▶ TASK ITEM
Report, as a single figure, how many lines in the records below include "GCBT".

Records drawn from a dataset

**********

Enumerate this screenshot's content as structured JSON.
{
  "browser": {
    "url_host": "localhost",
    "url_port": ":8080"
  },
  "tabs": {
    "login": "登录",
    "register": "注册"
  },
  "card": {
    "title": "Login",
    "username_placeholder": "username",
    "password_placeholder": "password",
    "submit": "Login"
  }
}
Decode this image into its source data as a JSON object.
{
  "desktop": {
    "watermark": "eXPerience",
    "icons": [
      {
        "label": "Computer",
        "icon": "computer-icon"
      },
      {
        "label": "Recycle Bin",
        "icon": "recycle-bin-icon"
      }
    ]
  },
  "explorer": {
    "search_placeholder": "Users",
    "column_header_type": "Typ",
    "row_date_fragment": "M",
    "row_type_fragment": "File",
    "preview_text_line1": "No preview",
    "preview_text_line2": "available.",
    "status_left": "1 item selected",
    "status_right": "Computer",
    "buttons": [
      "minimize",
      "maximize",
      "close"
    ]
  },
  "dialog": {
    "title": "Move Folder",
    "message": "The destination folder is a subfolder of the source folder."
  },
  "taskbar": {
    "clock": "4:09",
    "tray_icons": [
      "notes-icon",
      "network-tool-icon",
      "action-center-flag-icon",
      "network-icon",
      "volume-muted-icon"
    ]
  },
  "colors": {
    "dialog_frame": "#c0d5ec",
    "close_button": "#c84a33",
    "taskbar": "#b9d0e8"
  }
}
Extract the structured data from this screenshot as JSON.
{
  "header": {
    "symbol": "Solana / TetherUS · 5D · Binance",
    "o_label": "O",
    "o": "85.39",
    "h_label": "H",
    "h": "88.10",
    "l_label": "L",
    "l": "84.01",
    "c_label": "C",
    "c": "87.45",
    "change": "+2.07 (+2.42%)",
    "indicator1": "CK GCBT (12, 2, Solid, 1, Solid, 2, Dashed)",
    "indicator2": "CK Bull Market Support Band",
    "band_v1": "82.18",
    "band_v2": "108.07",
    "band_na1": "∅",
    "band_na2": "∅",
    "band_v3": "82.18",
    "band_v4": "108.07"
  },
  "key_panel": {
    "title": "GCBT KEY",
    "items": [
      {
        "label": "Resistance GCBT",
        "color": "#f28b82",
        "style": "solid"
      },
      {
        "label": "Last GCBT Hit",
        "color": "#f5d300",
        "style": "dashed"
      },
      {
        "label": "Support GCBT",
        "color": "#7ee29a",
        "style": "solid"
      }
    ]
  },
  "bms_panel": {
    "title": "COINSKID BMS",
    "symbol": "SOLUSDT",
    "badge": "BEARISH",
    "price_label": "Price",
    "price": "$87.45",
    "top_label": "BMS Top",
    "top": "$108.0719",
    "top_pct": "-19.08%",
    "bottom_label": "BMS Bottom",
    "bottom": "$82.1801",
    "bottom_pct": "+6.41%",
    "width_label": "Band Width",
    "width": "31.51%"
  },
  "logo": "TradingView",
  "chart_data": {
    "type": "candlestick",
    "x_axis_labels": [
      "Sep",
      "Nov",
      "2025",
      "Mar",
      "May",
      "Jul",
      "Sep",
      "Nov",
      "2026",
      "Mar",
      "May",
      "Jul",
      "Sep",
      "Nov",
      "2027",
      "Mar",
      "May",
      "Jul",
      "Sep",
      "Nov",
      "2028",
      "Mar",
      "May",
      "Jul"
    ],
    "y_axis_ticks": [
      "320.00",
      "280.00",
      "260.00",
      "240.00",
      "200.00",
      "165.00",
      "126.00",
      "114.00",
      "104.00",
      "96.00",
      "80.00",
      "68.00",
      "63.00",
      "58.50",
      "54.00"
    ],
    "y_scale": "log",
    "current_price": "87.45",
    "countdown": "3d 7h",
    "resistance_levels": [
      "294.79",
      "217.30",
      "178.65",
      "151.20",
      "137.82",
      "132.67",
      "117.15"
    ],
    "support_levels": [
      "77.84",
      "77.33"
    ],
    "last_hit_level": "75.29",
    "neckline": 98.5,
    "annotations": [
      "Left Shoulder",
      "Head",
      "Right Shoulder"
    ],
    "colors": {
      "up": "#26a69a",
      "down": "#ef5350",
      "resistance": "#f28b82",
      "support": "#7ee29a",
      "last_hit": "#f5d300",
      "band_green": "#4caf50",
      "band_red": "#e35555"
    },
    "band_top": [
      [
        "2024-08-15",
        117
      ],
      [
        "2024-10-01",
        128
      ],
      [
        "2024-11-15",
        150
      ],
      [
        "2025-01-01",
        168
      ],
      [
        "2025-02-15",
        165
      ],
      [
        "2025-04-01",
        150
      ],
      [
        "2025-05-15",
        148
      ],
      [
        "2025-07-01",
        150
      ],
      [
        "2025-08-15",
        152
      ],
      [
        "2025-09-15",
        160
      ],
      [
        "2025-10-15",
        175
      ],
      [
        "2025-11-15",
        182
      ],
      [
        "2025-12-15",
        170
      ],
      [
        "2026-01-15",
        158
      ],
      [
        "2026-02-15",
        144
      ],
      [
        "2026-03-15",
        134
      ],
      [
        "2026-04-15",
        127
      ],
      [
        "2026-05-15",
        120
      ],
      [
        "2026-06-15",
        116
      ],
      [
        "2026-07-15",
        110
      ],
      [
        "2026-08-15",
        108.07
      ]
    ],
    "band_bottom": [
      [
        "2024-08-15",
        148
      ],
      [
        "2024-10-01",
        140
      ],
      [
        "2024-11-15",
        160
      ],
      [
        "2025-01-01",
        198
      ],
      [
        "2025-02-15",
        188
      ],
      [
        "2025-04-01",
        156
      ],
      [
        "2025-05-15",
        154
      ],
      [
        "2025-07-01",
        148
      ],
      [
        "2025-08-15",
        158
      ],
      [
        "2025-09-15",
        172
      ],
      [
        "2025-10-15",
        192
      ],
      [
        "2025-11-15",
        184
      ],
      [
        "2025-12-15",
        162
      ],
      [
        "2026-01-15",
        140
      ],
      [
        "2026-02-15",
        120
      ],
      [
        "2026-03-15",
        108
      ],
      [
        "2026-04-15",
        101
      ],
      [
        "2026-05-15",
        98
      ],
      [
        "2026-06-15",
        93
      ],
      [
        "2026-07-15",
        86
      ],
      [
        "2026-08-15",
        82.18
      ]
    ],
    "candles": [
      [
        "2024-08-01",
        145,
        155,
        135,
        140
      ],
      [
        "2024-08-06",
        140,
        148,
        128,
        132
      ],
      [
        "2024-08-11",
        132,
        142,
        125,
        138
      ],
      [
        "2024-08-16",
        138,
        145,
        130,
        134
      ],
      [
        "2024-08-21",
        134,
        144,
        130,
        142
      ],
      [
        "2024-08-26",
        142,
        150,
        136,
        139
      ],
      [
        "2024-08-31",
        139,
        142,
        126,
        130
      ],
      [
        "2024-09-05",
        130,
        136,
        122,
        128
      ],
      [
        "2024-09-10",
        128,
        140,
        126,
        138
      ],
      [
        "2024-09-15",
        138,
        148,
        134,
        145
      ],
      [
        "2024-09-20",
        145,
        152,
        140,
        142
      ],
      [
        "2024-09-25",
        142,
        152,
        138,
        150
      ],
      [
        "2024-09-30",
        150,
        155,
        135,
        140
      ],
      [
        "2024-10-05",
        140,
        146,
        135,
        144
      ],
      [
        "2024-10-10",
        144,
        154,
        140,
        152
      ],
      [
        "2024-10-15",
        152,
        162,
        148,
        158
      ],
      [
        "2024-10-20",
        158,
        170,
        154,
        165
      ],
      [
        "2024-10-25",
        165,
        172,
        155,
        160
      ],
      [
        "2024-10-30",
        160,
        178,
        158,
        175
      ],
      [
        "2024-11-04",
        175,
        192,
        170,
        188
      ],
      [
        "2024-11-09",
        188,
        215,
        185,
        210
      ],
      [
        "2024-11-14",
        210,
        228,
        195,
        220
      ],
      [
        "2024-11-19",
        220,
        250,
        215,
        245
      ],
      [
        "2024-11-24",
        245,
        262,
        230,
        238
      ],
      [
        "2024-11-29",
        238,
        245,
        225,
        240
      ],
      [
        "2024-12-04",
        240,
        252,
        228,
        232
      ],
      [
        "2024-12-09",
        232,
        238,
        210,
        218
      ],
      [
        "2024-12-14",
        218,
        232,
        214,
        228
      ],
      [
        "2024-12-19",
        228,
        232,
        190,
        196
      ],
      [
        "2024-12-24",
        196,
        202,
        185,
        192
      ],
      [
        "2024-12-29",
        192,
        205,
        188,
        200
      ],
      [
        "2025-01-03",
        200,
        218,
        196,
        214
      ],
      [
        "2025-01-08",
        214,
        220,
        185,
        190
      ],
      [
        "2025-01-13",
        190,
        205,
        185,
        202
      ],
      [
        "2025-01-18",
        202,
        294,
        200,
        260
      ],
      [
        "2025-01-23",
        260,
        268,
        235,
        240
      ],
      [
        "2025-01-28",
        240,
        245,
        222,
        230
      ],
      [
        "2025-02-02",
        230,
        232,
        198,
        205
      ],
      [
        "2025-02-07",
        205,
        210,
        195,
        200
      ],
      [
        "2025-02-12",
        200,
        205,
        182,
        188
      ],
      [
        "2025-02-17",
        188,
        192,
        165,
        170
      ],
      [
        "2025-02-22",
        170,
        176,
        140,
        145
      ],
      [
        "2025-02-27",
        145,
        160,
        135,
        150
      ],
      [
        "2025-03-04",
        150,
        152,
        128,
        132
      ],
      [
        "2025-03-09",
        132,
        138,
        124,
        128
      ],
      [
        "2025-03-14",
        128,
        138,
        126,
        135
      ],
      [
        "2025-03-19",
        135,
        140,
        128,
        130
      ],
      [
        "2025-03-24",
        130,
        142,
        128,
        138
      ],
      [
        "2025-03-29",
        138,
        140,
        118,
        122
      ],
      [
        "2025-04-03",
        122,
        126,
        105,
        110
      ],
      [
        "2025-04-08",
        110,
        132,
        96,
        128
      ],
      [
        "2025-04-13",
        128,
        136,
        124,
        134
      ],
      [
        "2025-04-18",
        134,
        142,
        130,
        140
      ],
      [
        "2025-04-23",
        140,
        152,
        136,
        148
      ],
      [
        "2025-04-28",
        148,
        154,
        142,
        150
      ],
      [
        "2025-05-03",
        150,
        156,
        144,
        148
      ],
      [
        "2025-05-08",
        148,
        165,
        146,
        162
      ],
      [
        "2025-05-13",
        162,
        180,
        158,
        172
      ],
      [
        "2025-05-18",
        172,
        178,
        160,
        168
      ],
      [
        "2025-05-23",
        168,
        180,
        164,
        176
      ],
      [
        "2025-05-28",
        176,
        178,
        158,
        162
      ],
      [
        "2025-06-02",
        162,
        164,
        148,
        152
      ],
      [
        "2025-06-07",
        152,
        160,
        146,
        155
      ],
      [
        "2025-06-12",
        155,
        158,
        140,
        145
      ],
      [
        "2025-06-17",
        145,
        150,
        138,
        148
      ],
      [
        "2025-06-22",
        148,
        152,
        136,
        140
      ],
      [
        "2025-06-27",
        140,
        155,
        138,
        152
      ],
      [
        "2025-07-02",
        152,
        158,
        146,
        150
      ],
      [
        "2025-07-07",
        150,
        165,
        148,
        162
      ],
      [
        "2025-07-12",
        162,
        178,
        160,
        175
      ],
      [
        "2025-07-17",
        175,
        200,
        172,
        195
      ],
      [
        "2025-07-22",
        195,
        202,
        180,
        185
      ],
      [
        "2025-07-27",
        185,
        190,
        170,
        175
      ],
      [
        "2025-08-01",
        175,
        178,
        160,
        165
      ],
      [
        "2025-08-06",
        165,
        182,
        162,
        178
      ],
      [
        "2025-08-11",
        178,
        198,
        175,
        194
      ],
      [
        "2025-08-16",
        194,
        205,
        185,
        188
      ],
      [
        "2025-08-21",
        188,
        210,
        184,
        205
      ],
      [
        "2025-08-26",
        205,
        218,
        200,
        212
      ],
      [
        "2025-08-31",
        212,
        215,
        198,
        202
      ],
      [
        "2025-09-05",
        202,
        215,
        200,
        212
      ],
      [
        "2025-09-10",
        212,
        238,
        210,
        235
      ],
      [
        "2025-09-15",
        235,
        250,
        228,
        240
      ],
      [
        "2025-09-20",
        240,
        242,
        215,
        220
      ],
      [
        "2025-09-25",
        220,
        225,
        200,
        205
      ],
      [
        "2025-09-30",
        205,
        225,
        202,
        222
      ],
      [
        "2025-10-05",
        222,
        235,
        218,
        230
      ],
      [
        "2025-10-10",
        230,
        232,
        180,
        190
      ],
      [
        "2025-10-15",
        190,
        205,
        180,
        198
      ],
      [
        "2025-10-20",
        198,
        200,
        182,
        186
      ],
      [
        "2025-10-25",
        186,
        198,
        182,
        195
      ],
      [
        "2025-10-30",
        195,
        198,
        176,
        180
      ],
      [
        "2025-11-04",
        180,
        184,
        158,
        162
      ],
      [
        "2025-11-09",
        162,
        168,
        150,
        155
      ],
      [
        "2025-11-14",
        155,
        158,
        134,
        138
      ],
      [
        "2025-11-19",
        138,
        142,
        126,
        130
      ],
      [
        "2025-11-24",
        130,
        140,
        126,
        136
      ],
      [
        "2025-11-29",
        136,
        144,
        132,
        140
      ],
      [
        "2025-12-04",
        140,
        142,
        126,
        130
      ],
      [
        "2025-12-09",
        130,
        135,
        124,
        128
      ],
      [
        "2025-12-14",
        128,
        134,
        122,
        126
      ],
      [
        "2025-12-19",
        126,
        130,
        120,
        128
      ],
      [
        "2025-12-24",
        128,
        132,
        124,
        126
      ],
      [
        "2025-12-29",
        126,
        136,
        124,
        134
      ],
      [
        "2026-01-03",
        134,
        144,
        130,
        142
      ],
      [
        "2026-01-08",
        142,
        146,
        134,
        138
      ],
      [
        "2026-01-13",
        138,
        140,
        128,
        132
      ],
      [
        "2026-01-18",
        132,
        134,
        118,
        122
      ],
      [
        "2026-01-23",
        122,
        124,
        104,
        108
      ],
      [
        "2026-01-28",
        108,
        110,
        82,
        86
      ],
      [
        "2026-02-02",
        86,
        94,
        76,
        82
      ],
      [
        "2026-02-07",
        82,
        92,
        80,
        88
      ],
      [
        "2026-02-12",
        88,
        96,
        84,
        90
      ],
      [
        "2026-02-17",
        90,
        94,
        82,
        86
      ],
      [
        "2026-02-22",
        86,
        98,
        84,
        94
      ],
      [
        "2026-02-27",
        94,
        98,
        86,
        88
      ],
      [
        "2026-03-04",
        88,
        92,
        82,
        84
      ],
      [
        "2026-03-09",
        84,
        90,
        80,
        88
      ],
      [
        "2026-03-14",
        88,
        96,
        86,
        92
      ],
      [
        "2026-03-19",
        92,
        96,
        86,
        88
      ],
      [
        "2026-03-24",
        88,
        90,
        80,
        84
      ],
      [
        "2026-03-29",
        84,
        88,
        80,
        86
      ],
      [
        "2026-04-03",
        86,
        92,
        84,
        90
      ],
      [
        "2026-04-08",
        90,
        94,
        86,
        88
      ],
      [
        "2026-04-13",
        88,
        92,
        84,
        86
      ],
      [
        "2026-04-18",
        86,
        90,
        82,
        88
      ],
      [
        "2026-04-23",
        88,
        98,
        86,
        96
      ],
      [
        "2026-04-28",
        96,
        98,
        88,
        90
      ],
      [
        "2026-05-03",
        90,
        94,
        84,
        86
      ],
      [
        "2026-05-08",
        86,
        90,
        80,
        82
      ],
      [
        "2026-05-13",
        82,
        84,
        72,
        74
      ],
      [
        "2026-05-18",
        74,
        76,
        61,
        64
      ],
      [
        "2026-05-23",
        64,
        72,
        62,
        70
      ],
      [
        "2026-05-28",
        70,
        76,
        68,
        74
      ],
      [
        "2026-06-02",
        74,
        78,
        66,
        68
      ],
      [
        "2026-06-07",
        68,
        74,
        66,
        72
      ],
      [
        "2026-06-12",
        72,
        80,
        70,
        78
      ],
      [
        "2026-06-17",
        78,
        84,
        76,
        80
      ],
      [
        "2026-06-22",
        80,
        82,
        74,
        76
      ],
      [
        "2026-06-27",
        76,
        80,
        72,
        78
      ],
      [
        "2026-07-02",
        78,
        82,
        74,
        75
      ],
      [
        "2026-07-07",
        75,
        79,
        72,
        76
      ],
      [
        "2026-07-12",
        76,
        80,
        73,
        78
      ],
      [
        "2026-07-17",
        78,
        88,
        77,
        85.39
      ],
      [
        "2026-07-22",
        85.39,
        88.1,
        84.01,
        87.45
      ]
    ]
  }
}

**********

▶ TASK ANSWER
5